    11 May 2019

    Camile Hol, Leon Jacobs, Leo Kampmeijer, Derk Jan Wentink; Tata Steel R&D, IJmuiden
    A. Cometa, H.J.M. Geijselaers, A.H. van den Boogaard; University of Twente, Enschede

    During rolling of metal sheets defects may occur, such as local waviness, surface ruptures, and sometimes strip breaks. These phenomena, commonly referred to as ‘pinching’, have been observed in combination with snaking problems (strip sidewards movements) during tailing out, but even in continuous rolling processes. Severe pinches compromise the quality of the strip and damage to the work rolls can also be caused. This clearly affects the production, resulting in low product quality, process delays and, consequently, in extra costs. Even though pinching is a widely experienced issue, during both hot and cold rolling, it is not clear what mechanism is behind it. Pinches occur due to disruptions in the rolling process, therefore pinching sensitive operative regimes need to be identified such that mill operations can be performed in a way that keeps the process stable. Currently, pinching cannot be predicted by rolling simulation models due to the lack of knowledge about the circumstances leading to pinches. Therefore, rolling experiments were performed at the pilot mill in Tata Steel (IJmuiden), in order to understand under which process conditions pinches are more likely to occur.
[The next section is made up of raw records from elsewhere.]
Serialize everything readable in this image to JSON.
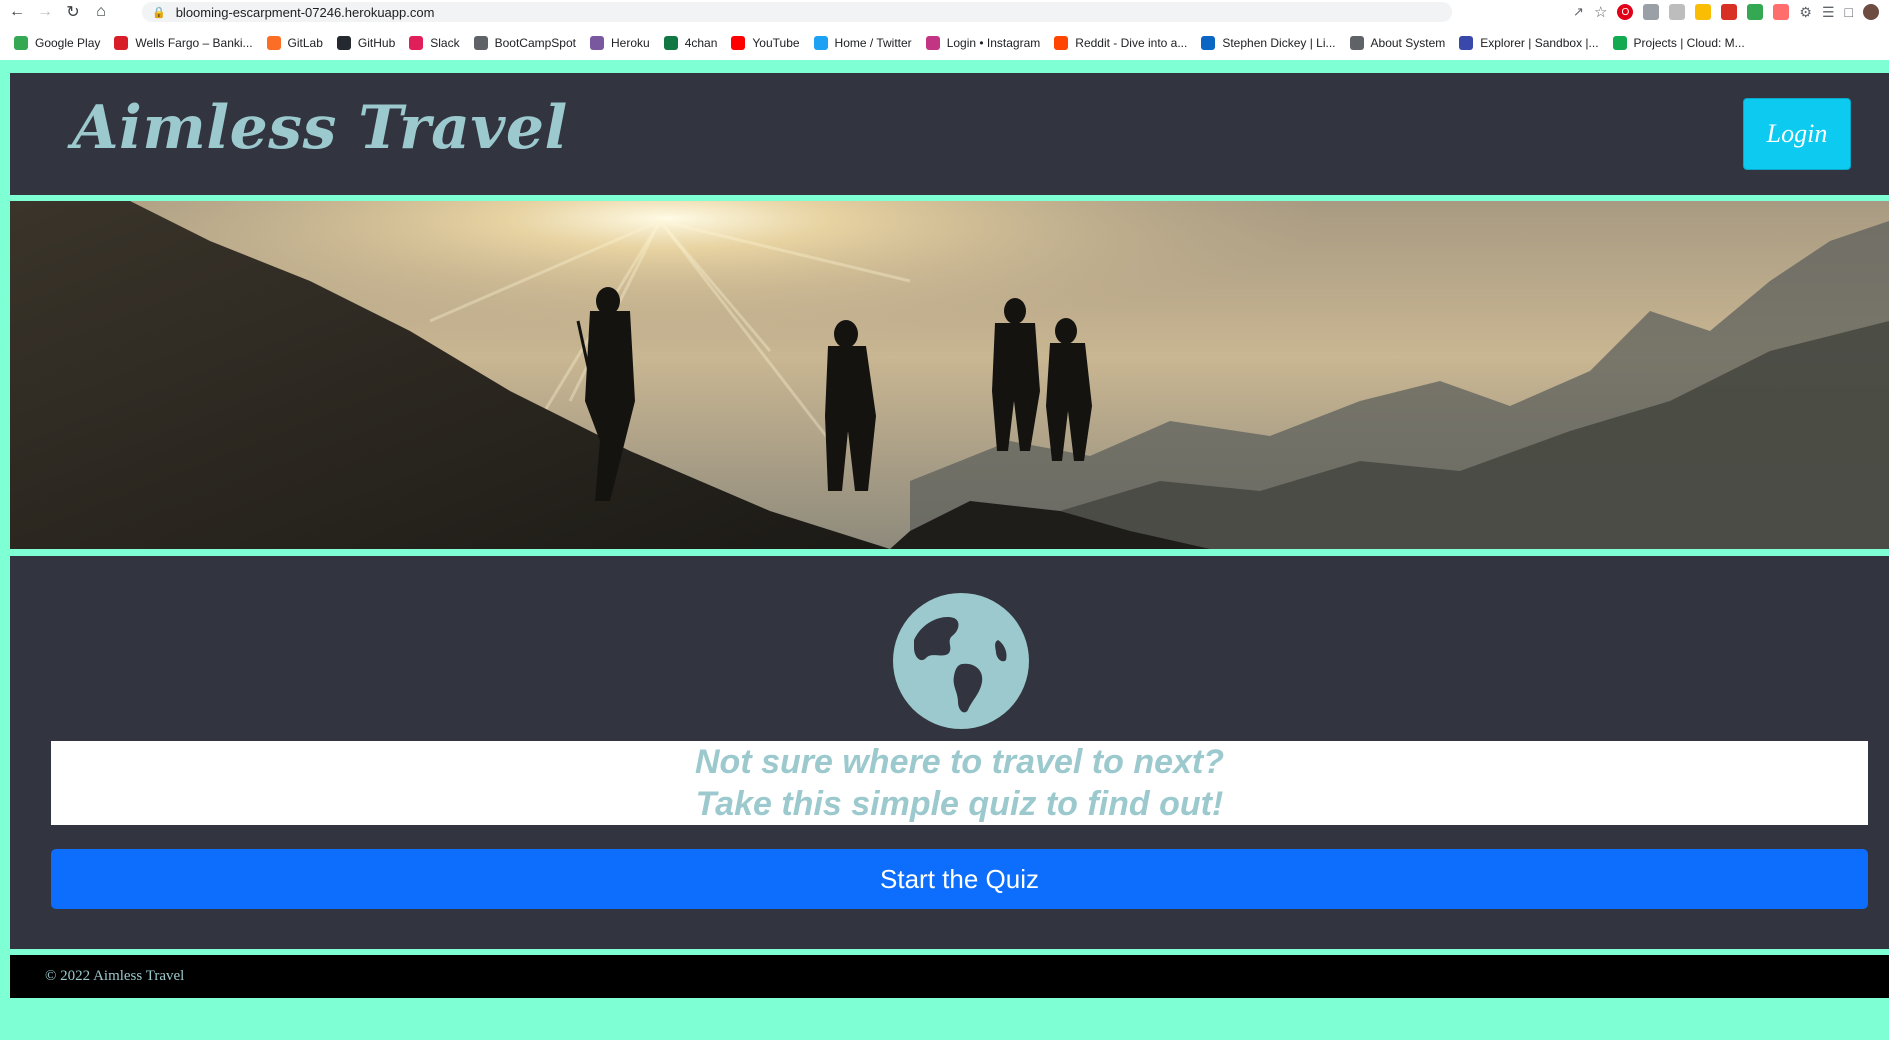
{
  "browser": {
    "url": "blooming-escarpment-07246.herokuapp.com",
    "bookmarks": [
      {
        "label": "Google Play",
        "icon": "google-play-icon",
        "color": "#34a853"
      },
      {
        "label": "Wells Fargo – Banki...",
        "icon": "wells-fargo-icon",
        "color": "#d71e28"
      },
      {
        "label": "GitLab",
        "icon": "gitlab-icon",
        "color": "#fc6d26"
      },
      {
        "label": "GitHub",
        "icon": "github-icon",
        "color": "#24292f"
      },
      {
        "label": "Slack",
        "icon": "slack-icon",
        "color": "#e01e5a"
      },
      {
        "label": "BootCampSpot",
        "icon": "globe-icon",
        "color": "#5f6368"
      },
      {
        "label": "Heroku",
        "icon": "heroku-icon",
        "color": "#79589f"
      },
      {
        "label": "4chan",
        "icon": "clover-icon",
        "color": "#117743"
      },
      {
        "label": "YouTube",
        "icon": "youtube-icon",
        "color": "#ff0000"
      },
      {
        "label": "Home / Twitter",
        "icon": "twitter-icon",
        "color": "#1da1f2"
      },
      {
        "label": "Login • Instagram",
        "icon": "instagram-icon",
        "color": "#c13584"
      },
      {
        "label": "Reddit - Dive into a...",
        "icon": "reddit-icon",
        "color": "#ff4500"
      },
      {
        "label": "Stephen Dickey | Li...",
        "icon": "linkedin-icon",
        "color": "#0a66c2"
      },
      {
        "label": "About System",
        "icon": "globe-icon",
        "color": "#5f6368"
      },
      {
        "label": "Explorer | Sandbox |...",
        "icon": "explorer-icon",
        "color": "#3949ab"
      },
      {
        "label": "Projects | Cloud: M...",
        "icon": "mongodb-icon",
        "color": "#13aa52"
      }
    ]
  },
  "header": {
    "brand": "Aimless Travel",
    "login_label": "Login"
  },
  "main": {
    "tagline_line1": "Not sure where to travel to next?",
    "tagline_line2": "Take this simple quiz to find out!",
    "start_label": "Start the Quiz"
  },
  "footer": {
    "text": "© 2022 Aimless Travel"
  },
  "colors": {
    "page_border": "#7fffd4",
    "panel": "#32343f",
    "accent_text": "#9bc9cd",
    "login_button": "#0dcaf0",
    "start_button": "#0d6efd"
  }
}
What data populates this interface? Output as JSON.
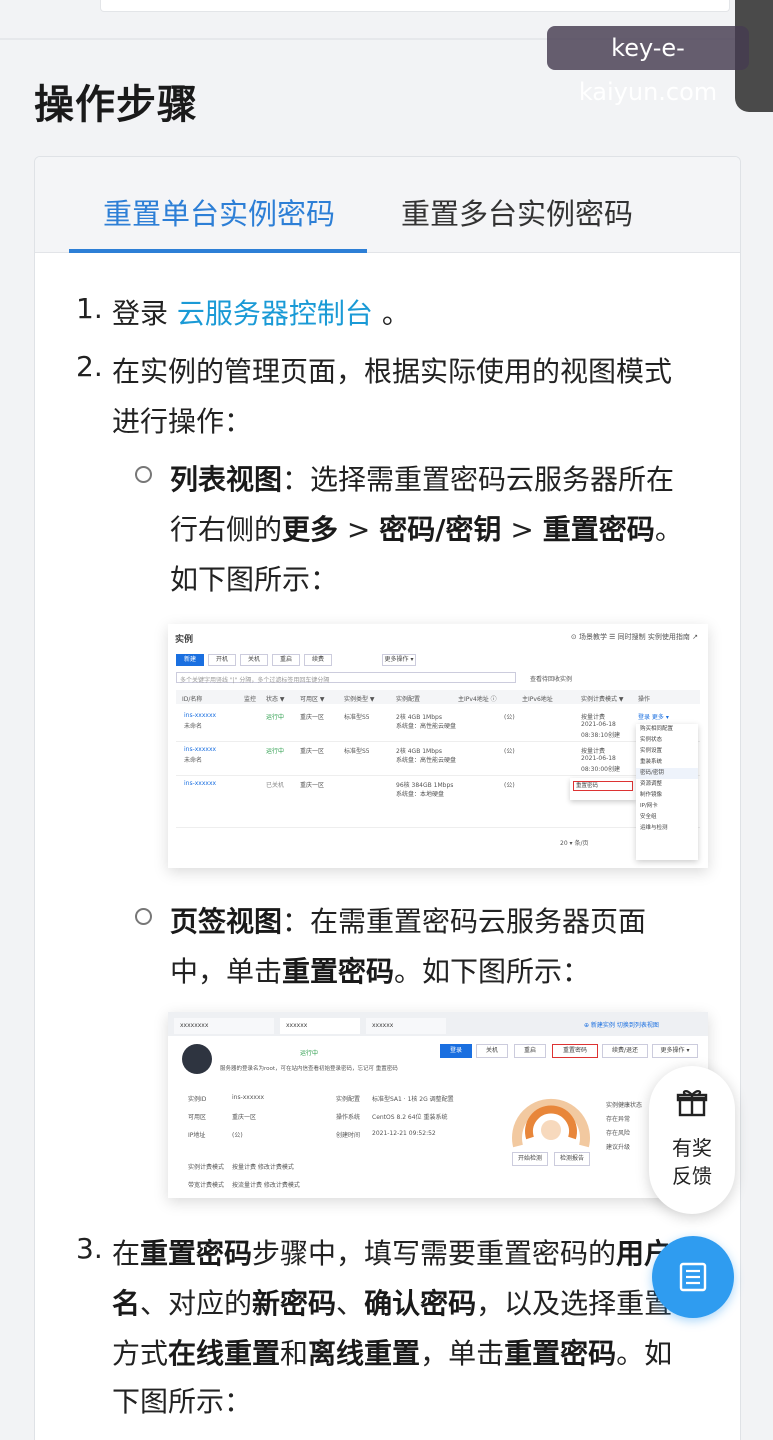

    Paper presented at the 22nd international conference on material forming (ESAFORM 2019), Mondragon Unibertsitatea, Vitoria-Gasteiz, 8th-10th May 2019 

    DOI not available